═══ DATA TO USE ═══

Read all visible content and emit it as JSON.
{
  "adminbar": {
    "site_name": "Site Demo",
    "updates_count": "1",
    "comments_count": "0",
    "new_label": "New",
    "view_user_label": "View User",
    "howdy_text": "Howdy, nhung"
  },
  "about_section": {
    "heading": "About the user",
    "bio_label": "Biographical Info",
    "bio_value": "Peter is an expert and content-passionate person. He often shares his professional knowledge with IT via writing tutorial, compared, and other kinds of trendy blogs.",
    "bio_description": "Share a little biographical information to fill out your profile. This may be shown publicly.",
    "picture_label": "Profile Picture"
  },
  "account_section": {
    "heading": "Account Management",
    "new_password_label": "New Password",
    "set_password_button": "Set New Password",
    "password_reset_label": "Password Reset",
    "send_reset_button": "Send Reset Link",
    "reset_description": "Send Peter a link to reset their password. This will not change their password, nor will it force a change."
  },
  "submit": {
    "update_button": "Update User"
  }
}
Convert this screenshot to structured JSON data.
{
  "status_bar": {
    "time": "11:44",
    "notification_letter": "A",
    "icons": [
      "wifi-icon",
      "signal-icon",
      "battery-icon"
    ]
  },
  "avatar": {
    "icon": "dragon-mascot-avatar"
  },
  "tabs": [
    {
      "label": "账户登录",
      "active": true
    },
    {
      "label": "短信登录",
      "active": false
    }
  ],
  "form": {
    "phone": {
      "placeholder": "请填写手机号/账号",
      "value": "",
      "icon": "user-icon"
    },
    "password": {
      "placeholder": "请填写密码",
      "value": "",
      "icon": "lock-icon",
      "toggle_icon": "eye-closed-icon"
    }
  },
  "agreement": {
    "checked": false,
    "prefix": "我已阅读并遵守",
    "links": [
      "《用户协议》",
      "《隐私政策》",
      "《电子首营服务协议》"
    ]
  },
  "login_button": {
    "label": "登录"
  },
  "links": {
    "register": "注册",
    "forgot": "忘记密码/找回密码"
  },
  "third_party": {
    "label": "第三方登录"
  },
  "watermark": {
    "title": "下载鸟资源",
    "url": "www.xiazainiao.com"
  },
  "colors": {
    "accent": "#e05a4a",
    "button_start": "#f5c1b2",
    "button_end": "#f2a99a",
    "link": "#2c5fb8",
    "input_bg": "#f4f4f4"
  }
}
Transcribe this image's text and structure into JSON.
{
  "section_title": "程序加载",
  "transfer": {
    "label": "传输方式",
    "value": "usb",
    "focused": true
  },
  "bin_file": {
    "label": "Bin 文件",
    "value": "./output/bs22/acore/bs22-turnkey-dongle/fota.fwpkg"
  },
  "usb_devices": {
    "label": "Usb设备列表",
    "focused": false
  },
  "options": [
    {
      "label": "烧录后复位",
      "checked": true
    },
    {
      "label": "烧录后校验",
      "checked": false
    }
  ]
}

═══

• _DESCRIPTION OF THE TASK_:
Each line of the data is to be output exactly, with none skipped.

• _OUTPUT_:
Read all visible content and emit it as JSON.
{
  "adminbar": {
    "site_name": "Site Demo",
    "updates_count": "1",
    "comments_count": "0",
    "new_label": "New",
    "view_user_label": "View User",
    "howdy_text": "Howdy, nhung"
  },
  "about_section": {
    "heading": "About the user",
    "bio_label": "Biographical Info",
    "bio_value": "Peter is an expert and content-passionate person. He often shares his professional knowledge with IT via writing tutorial, compared, and other kinds of trendy blogs.",
    "bio_description": "Share a little biographical information to fill out your profile. This may be shown publicly.",
    "picture_label": "Profile Picture"
  },
  "account_section": {
    "heading": "Account Management",
    "new_password_label": "New Password",
    "set_password_button": "Set New Password",
    "password_reset_label": "Password Reset",
    "send_reset_button": "Send Reset Link",
    "reset_description": "Send Peter a link to reset their password. This will not change their password, nor will it force a change."
  },
  "submit": {
    "update_button": "Update User"
  }
}
Convert this screenshot to structured JSON data.
{
  "status_bar": {
    "time": "11:44",
    "notification_letter": "A",
    "icons": [
      "wifi-icon",
      "signal-icon",
      "battery-icon"
    ]
  },
  "avatar": {
    "icon": "dragon-mascot-avatar"
  },
  "tabs": [
    {
      "label": "账户登录",
      "active": true
    },
    {
      "label": "短信登录",
      "active": false
    }
  ],
  "form": {
    "phone": {
      "placeholder": "请填写手机号/账号",
      "value": "",
      "icon": "user-icon"
    },
    "password": {
      "placeholder": "请填写密码",
      "value": "",
      "icon": "lock-icon",
      "toggle_icon": "eye-closed-icon"
    }
  },
  "agreement": {
    "checked": false,
    "prefix": "我已阅读并遵守",
    "links": [
      "《用户协议》",
      "《隐私政策》",
      "《电子首营服务协议》"
    ]
  },
  "login_button": {
    "label": "登录"
  },
  "links": {
    "register": "注册",
    "forgot": "忘记密码/找回密码"
  },
  "third_party": {
    "label": "第三方登录"
  },
  "watermark": {
    "title": "下载鸟资源",
    "url": "www.xiazainiao.com"
  },
  "colors": {
    "accent": "#e05a4a",
    "button_start": "#f5c1b2",
    "button_end": "#f2a99a",
    "link": "#2c5fb8",
    "input_bg": "#f4f4f4"
  }
}
Transcribe this image's text and structure into JSON.
{
  "section_title": "程序加载",
  "transfer": {
    "label": "传输方式",
    "value": "usb",
    "focused": true
  },
  "bin_file": {
    "label": "Bin 文件",
    "value": "./output/bs22/acore/bs22-turnkey-dongle/fota.fwpkg"
  },
  "usb_devices": {
    "label": "Usb设备列表",
    "focused": false
  },
  "options": [
    {
      "label": "烧录后复位",
      "checked": true
    },
    {
      "label": "烧录后校验",
      "checked": false
    }
  ]
}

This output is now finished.